Exercise: What is different for your characters if you place them in an ‘ease-ful’ milieu? What happens if you place them in a war-zone?
4. An ambiguous utopia: utopia-for-some
‘An ambiguous utopia’: that’s the subtitle for Ursula le Guin’s sci-fi classic ‘The Dispossessed’.
In the story, the settlers of the moon Anarres intended it to be an anarchist utopia-for-all – in contrast to their homeworld Urras, where, as the Anarresti protagonist Shevek discovers, a seeming utopia for some is actually built upon a deep dystopia for most. Likewise the reality behind the romance of Pride & Prejudice is a similarly selective utopia-for-some, with most of the real dystopia carefully concealed from view; by contrast, Les Miserables is often undoubtedly dystopia-for-all…
Exercise: Who is included in your story’s would-be utopia? If not everyone, why are only some to be ‘The Chosen Ones’? Why and how are they privileged above others in this? By contrast, who is excluded? How and why are they excluded? What tensions could this create in the story?
5. From utopia to dystopia
A utopia can exist, perhaps – yet so rarely seems stable as such. If so, what is it that causes a utopia to collapse back to nothing-much, or even to a full-on dystopia? Sometimes it’s deliberate sabotage, or a collision with someone else’s idea of utopia, but more often there’s some key element that’s been ignored for too long, festering or fading into the background until its real importance is outlined in a catastrophic collapse. For example, in The Dispossessed, Anarresti society is starting to fragment as key people claim possession of ideas, priorities, privilege or power, and Urras undergoes endemic revolutions – though each leaves the underlying possessionism intact. The prior fate of Terra, our own world, serves mainly as a warning to all in the story…
Exercise: In your story, what ignored factors could cause a collapse from utopia (or would-be utopia) to dystopia? What must your protagonists or others do to identify what’s happening, and to prevent or recover from that collapse?
6. Utopia or dystopia – personal, social, or somewhere between?
Everything we’ve seen so far applies not just to whole societies, but often at a more personal scale: relationships, families, careers, quests and more. That tension between pain and perfection – abstract, concrete, real, imagined, perceived, experienced, feared, desired, past, present, future, whatever – is likely to be a driver in almost any story. Our aim here is to make that tension explicit – and use it as a conscious element in plot, character, storyline and more

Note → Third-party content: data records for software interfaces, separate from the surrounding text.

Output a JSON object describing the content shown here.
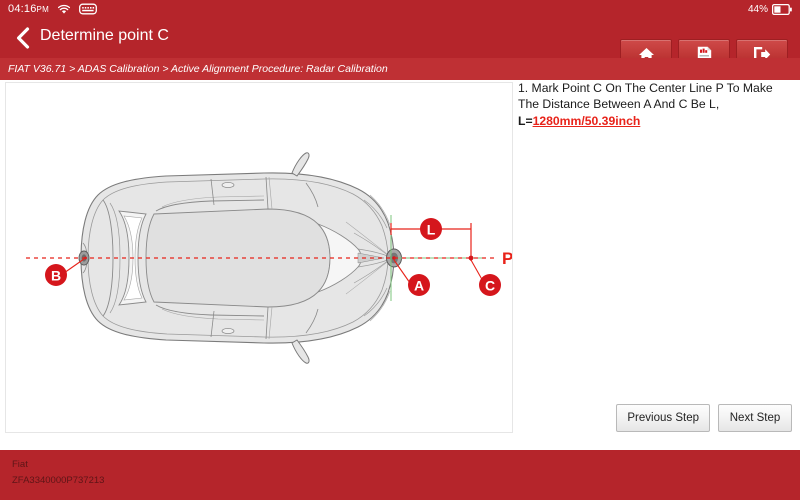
{
  "statusbar": {
    "time": "04:16",
    "ampm": "PM",
    "wifi_icon": "wifi-icon",
    "vpn_icon": "vpn-key-icon",
    "battery_percent": "44%",
    "battery_icon": "battery-icon"
  },
  "header": {
    "back_icon": "chevron-left-icon",
    "title": "Determine point C",
    "buttons": [
      {
        "name": "home-button",
        "icon": "home-icon"
      },
      {
        "name": "report-button",
        "icon": "document-report-icon"
      },
      {
        "name": "exit-button",
        "icon": "exit-arrow-icon"
      }
    ]
  },
  "breadcrumb": {
    "text": "FIAT V36.71 > ADAS Calibration > Active Alignment Procedure: Radar Calibration"
  },
  "instruction": {
    "line1": "1. Mark Point C On The Center Line P To Make The Distance Between A And C Be L,",
    "label": "L=",
    "value": "1280mm/50.39inch"
  },
  "buttons": {
    "previous": "Previous Step",
    "next": "Next Step"
  },
  "diagram": {
    "labels": {
      "a": "A",
      "b": "B",
      "c": "C",
      "l": "L",
      "p": "P"
    },
    "colors": {
      "marker_red": "#d5161c",
      "center_line": "#e8231a",
      "vertical_guide": "#7cc47c",
      "car_outline": "#7b7b7b",
      "car_fill": "#e3e3e3"
    }
  },
  "footer": {
    "make": "Fiat",
    "vin": "ZFA3340000P737213"
  },
  "theme": {
    "header_red": "#b5252b",
    "breadcrumb_red": "#bf3034",
    "accent_red": "#e8231a"
  }
}
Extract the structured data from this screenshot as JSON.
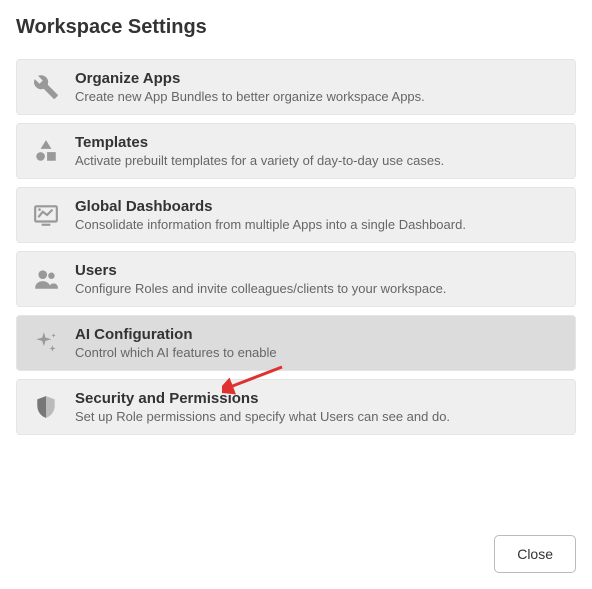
{
  "header": {
    "title": "Workspace Settings"
  },
  "items": [
    {
      "icon": "tools-icon",
      "title": "Organize Apps",
      "desc": "Create new App Bundles to better organize workspace Apps."
    },
    {
      "icon": "shapes-icon",
      "title": "Templates",
      "desc": "Activate prebuilt templates for a variety of day-to-day use cases."
    },
    {
      "icon": "dashboard-icon",
      "title": "Global Dashboards",
      "desc": "Consolidate information from multiple Apps into a single Dashboard."
    },
    {
      "icon": "users-icon",
      "title": "Users",
      "desc": "Configure Roles and invite colleagues/clients to your workspace."
    },
    {
      "icon": "sparkle-icon",
      "title": "AI Configuration",
      "desc": "Control which AI features to enable"
    },
    {
      "icon": "shield-icon",
      "title": "Security and Permissions",
      "desc": "Set up Role permissions and specify what Users can see and do."
    }
  ],
  "footer": {
    "close_label": "Close"
  }
}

Exercise: Choose a character, and a context for that character. What is the desired-world for that character, their utopia? What is their feared-world, their dystopia? To what extent is that utopia or dystopia within their grasp, or imposed upon them by the outside world, the broader milieu? What story-drivers arise from those desires and fears? And in reaching towards their utopia, what unnoticed, unacknowledged elements might drive your character back towards their dystopia? Write a short-story or story-fragment that expresses each of these themes.